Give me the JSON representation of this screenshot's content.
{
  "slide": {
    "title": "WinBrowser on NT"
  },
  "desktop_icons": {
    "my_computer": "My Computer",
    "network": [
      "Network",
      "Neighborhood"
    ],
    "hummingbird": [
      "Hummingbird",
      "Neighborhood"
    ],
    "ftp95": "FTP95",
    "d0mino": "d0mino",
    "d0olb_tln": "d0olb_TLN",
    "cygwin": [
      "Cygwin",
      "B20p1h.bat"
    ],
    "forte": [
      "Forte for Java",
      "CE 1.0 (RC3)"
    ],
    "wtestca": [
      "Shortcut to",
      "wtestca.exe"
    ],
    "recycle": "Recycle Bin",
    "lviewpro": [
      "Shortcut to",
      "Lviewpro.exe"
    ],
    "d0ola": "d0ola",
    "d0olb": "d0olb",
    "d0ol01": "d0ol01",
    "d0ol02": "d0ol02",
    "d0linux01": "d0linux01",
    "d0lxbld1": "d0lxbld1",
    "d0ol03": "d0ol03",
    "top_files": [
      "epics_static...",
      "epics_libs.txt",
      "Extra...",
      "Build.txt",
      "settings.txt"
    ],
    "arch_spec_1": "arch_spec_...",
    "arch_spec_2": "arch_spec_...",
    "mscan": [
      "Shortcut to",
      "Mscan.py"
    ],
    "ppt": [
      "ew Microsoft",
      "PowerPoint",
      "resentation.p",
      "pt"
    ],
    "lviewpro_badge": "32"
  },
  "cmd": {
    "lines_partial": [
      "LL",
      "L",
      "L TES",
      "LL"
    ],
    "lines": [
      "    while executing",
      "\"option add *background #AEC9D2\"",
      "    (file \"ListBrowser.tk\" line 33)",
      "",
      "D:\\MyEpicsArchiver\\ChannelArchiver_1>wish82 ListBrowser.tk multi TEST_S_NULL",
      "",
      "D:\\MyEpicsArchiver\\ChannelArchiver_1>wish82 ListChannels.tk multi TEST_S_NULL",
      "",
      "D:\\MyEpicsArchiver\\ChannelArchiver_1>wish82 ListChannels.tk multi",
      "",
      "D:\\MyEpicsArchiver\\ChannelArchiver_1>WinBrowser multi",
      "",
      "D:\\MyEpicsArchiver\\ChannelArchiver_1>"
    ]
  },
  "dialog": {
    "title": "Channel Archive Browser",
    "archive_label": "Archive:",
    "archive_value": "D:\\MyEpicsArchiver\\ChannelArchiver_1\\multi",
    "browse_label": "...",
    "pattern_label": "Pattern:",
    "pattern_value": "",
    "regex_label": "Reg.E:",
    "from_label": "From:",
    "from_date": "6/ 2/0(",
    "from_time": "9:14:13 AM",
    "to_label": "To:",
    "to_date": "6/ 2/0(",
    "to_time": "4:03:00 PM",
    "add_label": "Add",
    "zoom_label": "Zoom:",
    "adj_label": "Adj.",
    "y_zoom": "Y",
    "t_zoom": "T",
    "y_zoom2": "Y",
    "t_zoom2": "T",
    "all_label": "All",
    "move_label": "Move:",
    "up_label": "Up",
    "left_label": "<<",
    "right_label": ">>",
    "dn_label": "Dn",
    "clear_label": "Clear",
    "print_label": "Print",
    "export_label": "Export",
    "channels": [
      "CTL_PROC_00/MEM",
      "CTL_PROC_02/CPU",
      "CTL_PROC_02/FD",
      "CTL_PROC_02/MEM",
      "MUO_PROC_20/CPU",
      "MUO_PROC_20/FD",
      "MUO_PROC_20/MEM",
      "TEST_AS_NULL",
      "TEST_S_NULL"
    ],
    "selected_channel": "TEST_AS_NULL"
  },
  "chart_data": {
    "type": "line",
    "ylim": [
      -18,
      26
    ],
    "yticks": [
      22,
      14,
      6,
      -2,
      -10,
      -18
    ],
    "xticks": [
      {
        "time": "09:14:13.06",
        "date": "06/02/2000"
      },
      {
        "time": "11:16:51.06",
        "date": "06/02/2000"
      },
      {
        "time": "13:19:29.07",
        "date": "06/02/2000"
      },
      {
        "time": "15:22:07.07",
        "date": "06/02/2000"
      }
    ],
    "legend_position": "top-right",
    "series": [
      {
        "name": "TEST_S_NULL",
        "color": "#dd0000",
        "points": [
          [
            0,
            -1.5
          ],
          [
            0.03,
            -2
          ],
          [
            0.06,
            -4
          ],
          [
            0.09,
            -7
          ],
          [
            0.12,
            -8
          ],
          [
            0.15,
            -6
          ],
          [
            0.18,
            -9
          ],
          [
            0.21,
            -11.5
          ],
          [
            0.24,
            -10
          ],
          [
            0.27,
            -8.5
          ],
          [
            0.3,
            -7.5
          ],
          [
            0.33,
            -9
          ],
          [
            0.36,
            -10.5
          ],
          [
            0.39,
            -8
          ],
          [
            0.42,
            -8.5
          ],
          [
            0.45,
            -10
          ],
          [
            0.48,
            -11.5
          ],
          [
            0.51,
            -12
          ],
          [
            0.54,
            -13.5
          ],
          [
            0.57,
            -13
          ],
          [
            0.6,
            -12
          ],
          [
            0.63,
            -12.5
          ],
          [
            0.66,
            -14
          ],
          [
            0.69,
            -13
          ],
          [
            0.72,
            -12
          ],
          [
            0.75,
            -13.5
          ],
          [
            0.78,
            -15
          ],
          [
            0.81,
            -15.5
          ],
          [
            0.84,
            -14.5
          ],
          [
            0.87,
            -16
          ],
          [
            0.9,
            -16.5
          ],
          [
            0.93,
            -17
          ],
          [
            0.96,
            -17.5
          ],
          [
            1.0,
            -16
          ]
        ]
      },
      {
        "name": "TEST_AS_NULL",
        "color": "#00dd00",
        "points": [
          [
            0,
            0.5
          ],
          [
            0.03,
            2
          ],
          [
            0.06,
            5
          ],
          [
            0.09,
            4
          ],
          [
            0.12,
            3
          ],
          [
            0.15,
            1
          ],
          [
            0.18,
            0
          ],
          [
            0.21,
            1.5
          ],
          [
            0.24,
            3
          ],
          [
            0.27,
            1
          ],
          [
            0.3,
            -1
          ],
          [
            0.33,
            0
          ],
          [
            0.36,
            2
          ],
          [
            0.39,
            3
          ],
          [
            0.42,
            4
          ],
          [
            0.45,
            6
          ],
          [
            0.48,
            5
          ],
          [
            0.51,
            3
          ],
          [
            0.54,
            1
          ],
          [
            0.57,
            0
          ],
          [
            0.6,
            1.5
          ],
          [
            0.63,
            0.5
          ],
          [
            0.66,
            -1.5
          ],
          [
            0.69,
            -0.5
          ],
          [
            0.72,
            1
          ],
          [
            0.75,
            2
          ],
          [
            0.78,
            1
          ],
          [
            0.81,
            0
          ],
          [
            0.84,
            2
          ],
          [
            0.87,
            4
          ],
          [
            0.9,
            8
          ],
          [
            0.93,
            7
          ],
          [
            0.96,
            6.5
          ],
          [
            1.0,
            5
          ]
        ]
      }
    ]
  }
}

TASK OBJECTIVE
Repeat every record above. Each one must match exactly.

THE COMPLETED TASK
Give me the JSON representation of this screenshot's content.
{
  "slide": {
    "title": "WinBrowser on NT"
  },
  "desktop_icons": {
    "my_computer": "My Computer",
    "network": [
      "Network",
      "Neighborhood"
    ],
    "hummingbird": [
      "Hummingbird",
      "Neighborhood"
    ],
    "ftp95": "FTP95",
    "d0mino": "d0mino",
    "d0olb_tln": "d0olb_TLN",
    "cygwin": [
      "Cygwin",
      "B20p1h.bat"
    ],
    "forte": [
      "Forte for Java",
      "CE 1.0 (RC3)"
    ],
    "wtestca": [
      "Shortcut to",
      "wtestca.exe"
    ],
    "recycle": "Recycle Bin",
    "lviewpro": [
      "Shortcut to",
      "Lviewpro.exe"
    ],
    "d0ola": "d0ola",
    "d0olb": "d0olb",
    "d0ol01": "d0ol01",
    "d0ol02": "d0ol02",
    "d0linux01": "d0linux01",
    "d0lxbld1": "d0lxbld1",
    "d0ol03": "d0ol03",
    "top_files": [
      "epics_static...",
      "epics_libs.txt",
      "Extra...",
      "Build.txt",
      "settings.txt"
    ],
    "arch_spec_1": "arch_spec_...",
    "arch_spec_2": "arch_spec_...",
    "mscan": [
      "Shortcut to",
      "Mscan.py"
    ],
    "ppt": [
      "ew Microsoft",
      "PowerPoint",
      "resentation.p",
      "pt"
    ],
    "lviewpro_badge": "32"
  },
  "cmd": {
    "lines_partial": [
      "LL",
      "L",
      "L TES",
      "LL"
    ],
    "lines": [
      "    while executing",
      "\"option add *background #AEC9D2\"",
      "    (file \"ListBrowser.tk\" line 33)",
      "",
      "D:\\MyEpicsArchiver\\ChannelArchiver_1>wish82 ListBrowser.tk multi TEST_S_NULL",
      "",
      "D:\\MyEpicsArchiver\\ChannelArchiver_1>wish82 ListChannels.tk multi TEST_S_NULL",
      "",
      "D:\\MyEpicsArchiver\\ChannelArchiver_1>wish82 ListChannels.tk multi",
      "",
      "D:\\MyEpicsArchiver\\ChannelArchiver_1>WinBrowser multi",
      "",
      "D:\\MyEpicsArchiver\\ChannelArchiver_1>"
    ]
  },
  "dialog": {
    "title": "Channel Archive Browser",
    "archive_label": "Archive:",
    "archive_value": "D:\\MyEpicsArchiver\\ChannelArchiver_1\\multi",
    "browse_label": "...",
    "pattern_label": "Pattern:",
    "pattern_value": "",
    "regex_label": "Reg.E:",
    "from_label": "From:",
    "from_date": "6/ 2/0(",
    "from_time": "9:14:13 AM",
    "to_label": "To:",
    "to_date": "6/ 2/0(",
    "to_time": "4:03:00 PM",
    "add_label": "Add",
    "zoom_label": "Zoom:",
    "adj_label": "Adj.",
    "y_zoom": "Y",
    "t_zoom": "T",
    "y_zoom2": "Y",
    "t_zoom2": "T",
    "all_label": "All",
    "move_label": "Move:",
    "up_label": "Up",
    "left_label": "<<",
    "right_label": ">>",
    "dn_label": "Dn",
    "clear_label": "Clear",
    "print_label": "Print",
    "export_label": "Export",
    "channels": [
      "CTL_PROC_00/MEM",
      "CTL_PROC_02/CPU",
      "CTL_PROC_02/FD",
      "CTL_PROC_02/MEM",
      "MUO_PROC_20/CPU",
      "MUO_PROC_20/FD",
      "MUO_PROC_20/MEM",
      "TEST_AS_NULL",
      "TEST_S_NULL"
    ],
    "selected_channel": "TEST_AS_NULL"
  },
  "chart_data": {
    "type": "line",
    "ylim": [
      -18,
      26
    ],
    "yticks": [
      22,
      14,
      6,
      -2,
      -10,
      -18
    ],
    "xticks": [
      {
        "time": "09:14:13.06",
        "date": "06/02/2000"
      },
      {
        "time": "11:16:51.06",
        "date": "06/02/2000"
      },
      {
        "time": "13:19:29.07",
        "date": "06/02/2000"
      },
      {
        "time": "15:22:07.07",
        "date": "06/02/2000"
      }
    ],
    "legend_position": "top-right",
    "series": [
      {
        "name": "TEST_S_NULL",
        "color": "#dd0000",
        "points": [
          [
            0,
            -1.5
          ],
          [
            0.03,
            -2
          ],
          [
            0.06,
            -4
          ],
          [
            0.09,
            -7
          ],
          [
            0.12,
            -8
          ],
          [
            0.15,
            -6
          ],
          [
            0.18,
            -9
          ],
          [
            0.21,
            -11.5
          ],
          [
            0.24,
            -10
          ],
          [
            0.27,
            -8.5
          ],
          [
            0.3,
            -7.5
          ],
          [
            0.33,
            -9
          ],
          [
            0.36,
            -10.5
          ],
          [
            0.39,
            -8
          ],
          [
            0.42,
            -8.5
          ],
          [
            0.45,
            -10
          ],
          [
            0.48,
            -11.5
          ],
          [
            0.51,
            -12
          ],
          [
            0.54,
            -13.5
          ],
          [
            0.57,
            -13
          ],
          [
            0.6,
            -12
          ],
          [
            0.63,
            -12.5
          ],
          [
            0.66,
            -14
          ],
          [
            0.69,
            -13
          ],
          [
            0.72,
            -12
          ],
          [
            0.75,
            -13.5
          ],
          [
            0.78,
            -15
          ],
          [
            0.81,
            -15.5
          ],
          [
            0.84,
            -14.5
          ],
          [
            0.87,
            -16
          ],
          [
            0.9,
            -16.5
          ],
          [
            0.93,
            -17
          ],
          [
            0.96,
            -17.5
          ],
          [
            1.0,
            -16
          ]
        ]
      },
      {
        "name": "TEST_AS_NULL",
        "color": "#00dd00",
        "points": [
          [
            0,
            0.5
          ],
          [
            0.03,
            2
          ],
          [
            0.06,
            5
          ],
          [
            0.09,
            4
          ],
          [
            0.12,
            3
          ],
          [
            0.15,
            1
          ],
          [
            0.18,
            0
          ],
          [
            0.21,
            1.5
          ],
          [
            0.24,
            3
          ],
          [
            0.27,
            1
          ],
          [
            0.3,
            -1
          ],
          [
            0.33,
            0
          ],
          [
            0.36,
            2
          ],
          [
            0.39,
            3
          ],
          [
            0.42,
            4
          ],
          [
            0.45,
            6
          ],
          [
            0.48,
            5
          ],
          [
            0.51,
            3
          ],
          [
            0.54,
            1
          ],
          [
            0.57,
            0
          ],
          [
            0.6,
            1.5
          ],
          [
            0.63,
            0.5
          ],
          [
            0.66,
            -1.5
          ],
          [
            0.69,
            -0.5
          ],
          [
            0.72,
            1
          ],
          [
            0.75,
            2
          ],
          [
            0.78,
            1
          ],
          [
            0.81,
            0
          ],
          [
            0.84,
            2
          ],
          [
            0.87,
            4
          ],
          [
            0.9,
            8
          ],
          [
            0.93,
            7
          ],
          [
            0.96,
            6.5
          ],
          [
            1.0,
            5
          ]
        ]
      }
    ]
  }
}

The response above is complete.